The M2 made use of a 40mm AP (Armor-Piercing) or a 40mm HE (High-Explosive) shell with a muzzle velocity of 2,870 feet per second. The AP had a range out to 9,475 yards while the HE had a range out to 10,820 yards. Vertical range was limited to 7,625 yards.
Tracks and Suspension
The M19 sat on either the T72 or T85E1 series track with a width of 16- or 14-inches respectively. Suspension was of the torsion bar variety making use of five individually sprung road wheels to a track side. There was a drive sprocket fitted to the front with the idler at the rear. Four track return rollers were used. Shock absorbers were located along the first two and last two wheels on each respective track side.
Powerplant and Performance
Power was derived from a pair of Cadillac Series 44T4 16-cylinder, 4-cycle, 90-degree Vee gasoline engine delivering 110 horsepower at 3,400rpm. The powerplant was tied to a Twin Hydraulic transmission system featuring eight forward speeds and four reverse speeds. This provided for a road speed of 35 miles per hour with a road range of approximately 100 miles off of the internal 110-gallon fuel tank. Maximum grade traversing was rated at 60% while trenches up to 108-inches could be conquered. Maximum vertical obstacle height was 40-inches while fording depth was limited to 42-inches.
The Improved M19A1
The M19 was revised with the addition of a 200-amp auxiliary engine-driven generator (situated on the right fender) to become the M19A1. Additionally, some of the communications equipment was moved to blister positions along the turret. A visually differentiating feature between the M19 and M19A1 became her different exhaust pipes.
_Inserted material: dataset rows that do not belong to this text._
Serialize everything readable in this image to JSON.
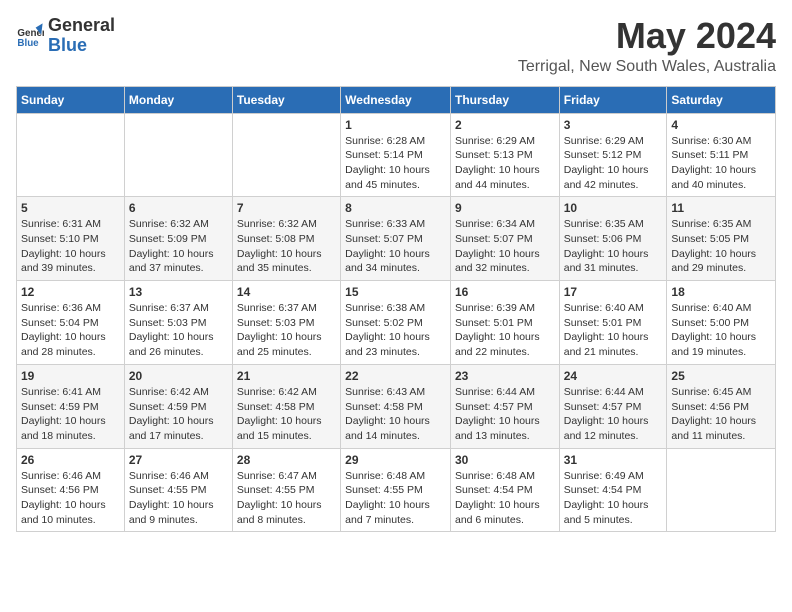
{
  "header": {
    "logo_general": "General",
    "logo_blue": "Blue",
    "title": "May 2024",
    "subtitle": "Terrigal, New South Wales, Australia"
  },
  "columns": [
    "Sunday",
    "Monday",
    "Tuesday",
    "Wednesday",
    "Thursday",
    "Friday",
    "Saturday"
  ],
  "weeks": [
    {
      "days": [
        {
          "num": "",
          "detail": ""
        },
        {
          "num": "",
          "detail": ""
        },
        {
          "num": "",
          "detail": ""
        },
        {
          "num": "1",
          "detail": "Sunrise: 6:28 AM\nSunset: 5:14 PM\nDaylight: 10 hours and 45 minutes."
        },
        {
          "num": "2",
          "detail": "Sunrise: 6:29 AM\nSunset: 5:13 PM\nDaylight: 10 hours and 44 minutes."
        },
        {
          "num": "3",
          "detail": "Sunrise: 6:29 AM\nSunset: 5:12 PM\nDaylight: 10 hours and 42 minutes."
        },
        {
          "num": "4",
          "detail": "Sunrise: 6:30 AM\nSunset: 5:11 PM\nDaylight: 10 hours and 40 minutes."
        }
      ]
    },
    {
      "days": [
        {
          "num": "5",
          "detail": "Sunrise: 6:31 AM\nSunset: 5:10 PM\nDaylight: 10 hours and 39 minutes."
        },
        {
          "num": "6",
          "detail": "Sunrise: 6:32 AM\nSunset: 5:09 PM\nDaylight: 10 hours and 37 minutes."
        },
        {
          "num": "7",
          "detail": "Sunrise: 6:32 AM\nSunset: 5:08 PM\nDaylight: 10 hours and 35 minutes."
        },
        {
          "num": "8",
          "detail": "Sunrise: 6:33 AM\nSunset: 5:07 PM\nDaylight: 10 hours and 34 minutes."
        },
        {
          "num": "9",
          "detail": "Sunrise: 6:34 AM\nSunset: 5:07 PM\nDaylight: 10 hours and 32 minutes."
        },
        {
          "num": "10",
          "detail": "Sunrise: 6:35 AM\nSunset: 5:06 PM\nDaylight: 10 hours and 31 minutes."
        },
        {
          "num": "11",
          "detail": "Sunrise: 6:35 AM\nSunset: 5:05 PM\nDaylight: 10 hours and 29 minutes."
        }
      ]
    },
    {
      "days": [
        {
          "num": "12",
          "detail": "Sunrise: 6:36 AM\nSunset: 5:04 PM\nDaylight: 10 hours and 28 minutes."
        },
        {
          "num": "13",
          "detail": "Sunrise: 6:37 AM\nSunset: 5:03 PM\nDaylight: 10 hours and 26 minutes."
        },
        {
          "num": "14",
          "detail": "Sunrise: 6:37 AM\nSunset: 5:03 PM\nDaylight: 10 hours and 25 minutes."
        },
        {
          "num": "15",
          "detail": "Sunrise: 6:38 AM\nSunset: 5:02 PM\nDaylight: 10 hours and 23 minutes."
        },
        {
          "num": "16",
          "detail": "Sunrise: 6:39 AM\nSunset: 5:01 PM\nDaylight: 10 hours and 22 minutes."
        },
        {
          "num": "17",
          "detail": "Sunrise: 6:40 AM\nSunset: 5:01 PM\nDaylight: 10 hours and 21 minutes."
        },
        {
          "num": "18",
          "detail": "Sunrise: 6:40 AM\nSunset: 5:00 PM\nDaylight: 10 hours and 19 minutes."
        }
      ]
    },
    {
      "days": [
        {
          "num": "19",
          "detail": "Sunrise: 6:41 AM\nSunset: 4:59 PM\nDaylight: 10 hours and 18 minutes."
        },
        {
          "num": "20",
          "detail": "Sunrise: 6:42 AM\nSunset: 4:59 PM\nDaylight: 10 hours and 17 minutes."
        },
        {
          "num": "21",
          "detail": "Sunrise: 6:42 AM\nSunset: 4:58 PM\nDaylight: 10 hours and 15 minutes."
        },
        {
          "num": "22",
          "detail": "Sunrise: 6:43 AM\nSunset: 4:58 PM\nDaylight: 10 hours and 14 minutes."
        },
        {
          "num": "23",
          "detail": "Sunrise: 6:44 AM\nSunset: 4:57 PM\nDaylight: 10 hours and 13 minutes."
        },
        {
          "num": "24",
          "detail": "Sunrise: 6:44 AM\nSunset: 4:57 PM\nDaylight: 10 hours and 12 minutes."
        },
        {
          "num": "25",
          "detail": "Sunrise: 6:45 AM\nSunset: 4:56 PM\nDaylight: 10 hours and 11 minutes."
        }
      ]
    },
    {
      "days": [
        {
          "num": "26",
          "detail": "Sunrise: 6:46 AM\nSunset: 4:56 PM\nDaylight: 10 hours and 10 minutes."
        },
        {
          "num": "27",
          "detail": "Sunrise: 6:46 AM\nSunset: 4:55 PM\nDaylight: 10 hours and 9 minutes."
        },
        {
          "num": "28",
          "detail": "Sunrise: 6:47 AM\nSunset: 4:55 PM\nDaylight: 10 hours and 8 minutes."
        },
        {
          "num": "29",
          "detail": "Sunrise: 6:48 AM\nSunset: 4:55 PM\nDaylight: 10 hours and 7 minutes."
        },
        {
          "num": "30",
          "detail": "Sunrise: 6:48 AM\nSunset: 4:54 PM\nDaylight: 10 hours and 6 minutes."
        },
        {
          "num": "31",
          "detail": "Sunrise: 6:49 AM\nSunset: 4:54 PM\nDaylight: 10 hours and 5 minutes."
        },
        {
          "num": "",
          "detail": ""
        }
      ]
    }
  ]
}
The M19 featured these as two units running around each side of the front of the turret while the M19A1 sported both of these pipes along the left side of the vehicle. In all, however, the M19A1 differed only slightly in overall design when compared to her predecessor.
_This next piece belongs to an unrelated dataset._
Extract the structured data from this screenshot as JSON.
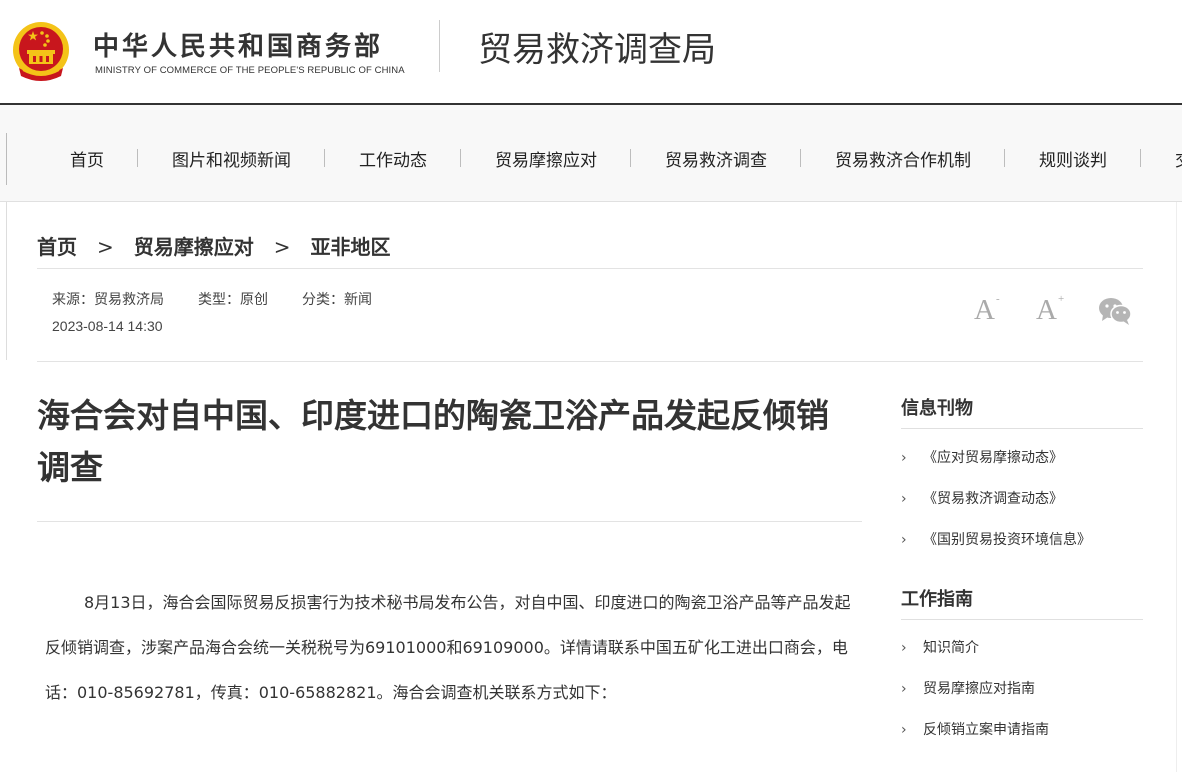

Cadillac Motor Car Division of General Motors Corporation headed up all production of the M19 series for the US Army.